Sphero balls have become a staple part of many schools Makerspaces and mine is no different. They really do offer amazing creativity and deep learning through visual programming with strong links to STEAM (Science, Technology, Engineering, Arts, Maths) problem solving skills and computational thinking. 

CompNow ran a competition this year to promote the use of Sphero's in education and in particular how they can be included in all areas of the curriculum. It was timely that the Olympics were recently held in Rio and provided an interesting cross curricula topic.

The brief was to create a video (Max 2 min) sharing your schools participation in the Sphero Olympics. Events where suggested however new events could be added if you wanted.  

  • Swimming  
  • 100m sprint  
  • Soccer
  • Long jump
  • Chariot Race  

The Sphero olympics was a lot of fun and our students really enjoyed designing and creating the props such as the stadium, soccer field, hurdle jumps and olympians. My students competed in the following events; Swimming, hurdles, 100m sprint, soccer, opening ceremony and a 3D printed chariot race. 

This challenge also showed teachers that the Spehro can be more than just a programmable robot. They can be blended into any curriculum content and really challenge students thinking and creativity. The inclusion of craft materials was something our teachers hadn't made the connection with before. Now the ideas and creative thinking are coming in thick and fast. 

We used the IOS app Tickle on our iPads to do all our programming. I find the students enjoy the user friendly interface Tickle provides and it is also a good app to use when introducing Sphero's. 

Below is the video I entered for the challenge and it won first place. Many thanks to CompNow for sponsoring the event. Point Cook P-9 College is the proud recipient of a $5K tech bundle. We can't wait to add more cool tech to our Makerspace.


These are the 3D printed Sphero carts we used for the chariot race. 

Here is an example of a DIY Sphero cart using Kinex building rods. 


Students using the app Tickle to program their offensive and defensive plays. 

Using 3D pens to create the olympic rings.

Students planned and collaborated on their designs using the whiteboard tables.  
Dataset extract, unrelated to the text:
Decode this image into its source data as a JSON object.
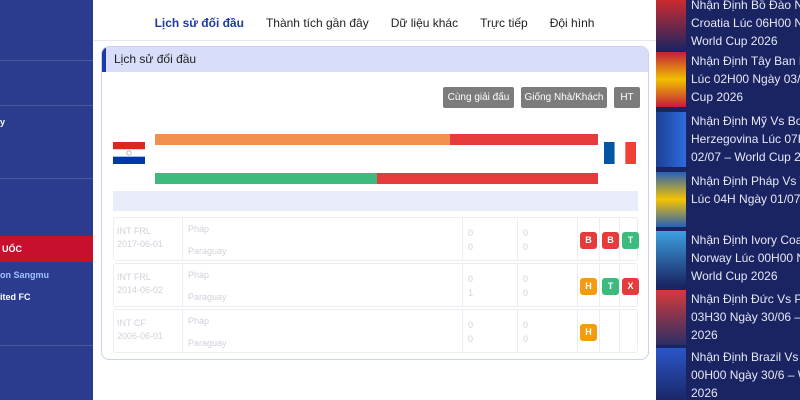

Students and teachers were amazed the Sphero can also be used in water. Students tried a combination of elastic band patterns on the Sphero to assist propulsion through the water. 

Students used a variety of media to create the olympic stadium, including PVC pipe, cardboard, gaffatape, hot glue guns etc.